17. On analysing and appraising the evidence of Lal Chand and Raj Kumar, Pws, it stands demonstrated that the deceased was being harassed by the accused- appellants with a view to meet their demand of Rs. 10,000/- which was not satisfied at the time of "Chhuchhak." This demand in view of the afore- extracted rule laid down in the authorities does not fall within the purview of "Dowry."
18. Learned counsel for the appellants has been emphatic in the course of arguments that indeed the deceased being beautiful and her husband being a crippled, could not adjust herself mentally with the latter and for that reason, she committed suicide. This argument has no legs to stand upon. Of course, the learned trial Court has too observed that it seems that he (Lal Chand) reconciled himself to marry his daughter to a lame on two scores; first, he was poor and unable to afford dowry; second, he was gainfully employed in the Bank getting handsome salary." But it is not to be lost sight of the fact that the marriage was celebrated 1 ½ year prior to this occurrence. The deceased conceived from her husband's loins and gave birth to a male child. If she had been reluctant to marry the accused Rajesh Kumar, she would have refused at the very outset before entering into marriage with him. She would not have adjusted with him. A male child was born from their wedlock. The only cause for her having taken the decision to commit suicide as also to take the life of her own son as demonstrated by the given evidence is that she was subjected to cruelty as defined in Section 498A of Indian Penal Code by the accused-appellants to meet their demand of Chhuchhak. She was fully conscious and aware of the fact that her father or brother being poor, would not be able at any point of time to meet this demand. The degree of sensitivity and mental faculty varies from person to person. One may be more sensitive though the other could be less sensitive to the same act in the similar situation. One may take a thing very seriously though the other one may be indifferent towards it. As is borne out from the evidence, the accused/appellants had not brought about the situation to such a boil, which forced the deceased to commit suicide. So, the offence under Section 306 of Indian Penal Code is not established. The offence, which is made out on the given evidence falls under Section 498A of Indian Penal Code.

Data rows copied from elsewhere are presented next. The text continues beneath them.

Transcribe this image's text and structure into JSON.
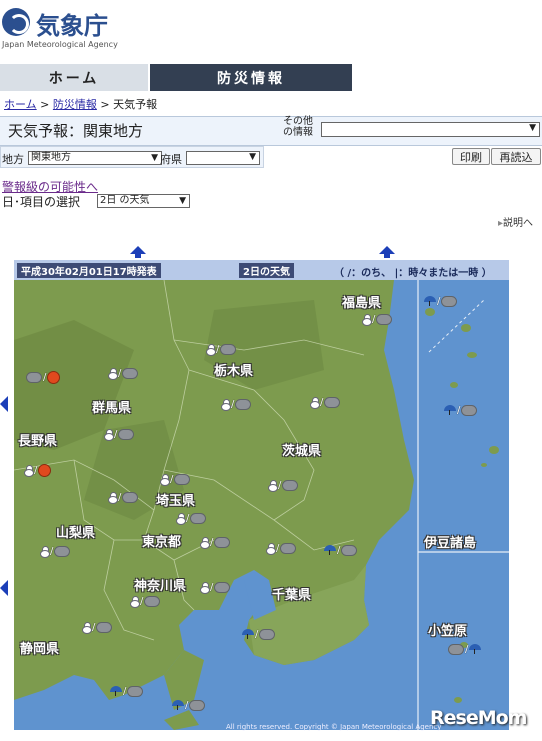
{
  "agency": {
    "name_jp": "気象庁",
    "name_en": "Japan Meteorological Agency"
  },
  "nav": {
    "home": "ホーム",
    "disaster": "防災情報"
  },
  "breadcrumb": {
    "home": "ホーム",
    "disaster": "防災情報",
    "current": "天気予報"
  },
  "page": {
    "title": "天気予報：関東地方"
  },
  "other_info": {
    "label": "その他の情報",
    "value": ""
  },
  "filters": {
    "region_label": "地方",
    "region_value": "関東地方",
    "pref_label": "府県",
    "pref_value": ""
  },
  "buttons": {
    "print": "印刷",
    "reload": "再読込"
  },
  "links": {
    "warning": "警報級の可能性へ",
    "explain": "説明へ"
  },
  "day_select": {
    "label": "日･項目の選択",
    "value": "2日 の天気"
  },
  "map_header": {
    "issued": "平成30年02月01日17時発表",
    "day_weather": "2日の天気",
    "legend_note": "（ /：のち、 |：時々または一時 ）"
  },
  "prefectures": [
    "福島県",
    "栃木県",
    "群馬県",
    "長野県",
    "茨城県",
    "埼玉県",
    "山梨県",
    "東京都",
    "神奈川県",
    "千葉県",
    "静岡県",
    "伊豆諸島",
    "小笠原"
  ],
  "forecast_icons": {
    "snow": "snowman-icon",
    "cloud": "cloud-icon",
    "sun": "sun-icon",
    "rain": "umbrella-icon"
  },
  "copyright": "All rights reserved. Copyright © Japan Meteorological Agency",
  "watermark": "ReseMom",
  "colors": {
    "nav_active": "#333f52",
    "sea": "#5f93cf",
    "land": "#7a9a4a"
  }
}
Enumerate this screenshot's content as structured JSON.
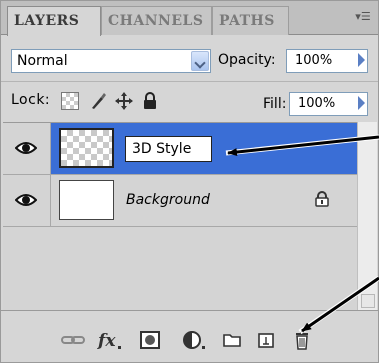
{
  "tabs": [
    {
      "label": "LAYERS",
      "active": true
    },
    {
      "label": "CHANNELS",
      "active": false
    },
    {
      "label": "PATHS",
      "active": false
    }
  ],
  "panel_menu_icon": "panel-menu-icon",
  "blend_mode": {
    "value": "Normal"
  },
  "opacity": {
    "label": "Opacity:",
    "value": "100%"
  },
  "lock": {
    "label": "Lock:",
    "icons": [
      "lock-transparent-icon",
      "lock-image-icon",
      "lock-position-icon",
      "lock-all-icon"
    ]
  },
  "fill": {
    "label": "Fill:",
    "value": "100%"
  },
  "layers": [
    {
      "name": "3D Style",
      "selected": true,
      "visible": true,
      "editing": true
    },
    {
      "name": "Background",
      "selected": false,
      "visible": true,
      "locked": true
    }
  ],
  "bottom_tools": [
    "link-layers-icon",
    "layer-style-fx-icon",
    "add-mask-icon",
    "adjustment-layer-icon",
    "new-group-icon",
    "new-layer-icon",
    "delete-layer-icon"
  ],
  "colors": {
    "selected_row": "#3a6ed6",
    "panel_bg": "#d6d6d6",
    "annotation_arrow": "#000000"
  }
}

19. Sequelly,the conviction/sentence of both the accused/appellants under Section 306 of Indian Penal Code is set aside and they are acquitted of the charge under this Section, though the conviction under Section 498A of Indian Penal Code is maintained. The accused/appellant Rajesh Kumar has undergone 7 months and two days, whereas Satya Devi has undergone twenty two days of the actual sentence. They have been facing the agony of trial since May, 1992. Thus axiomatically, this incident is 16 years old. The appellant Rajesh Kumar is undeniably a lame. In the factual scenario, the sentence of both the accused/appellants is reduced to the already undergone, while maintaining the fine as well as its defaullt clause, imposed upon them.
In view of the preceding discussions, this appeal is partly accepted.
Appeal partly accepted.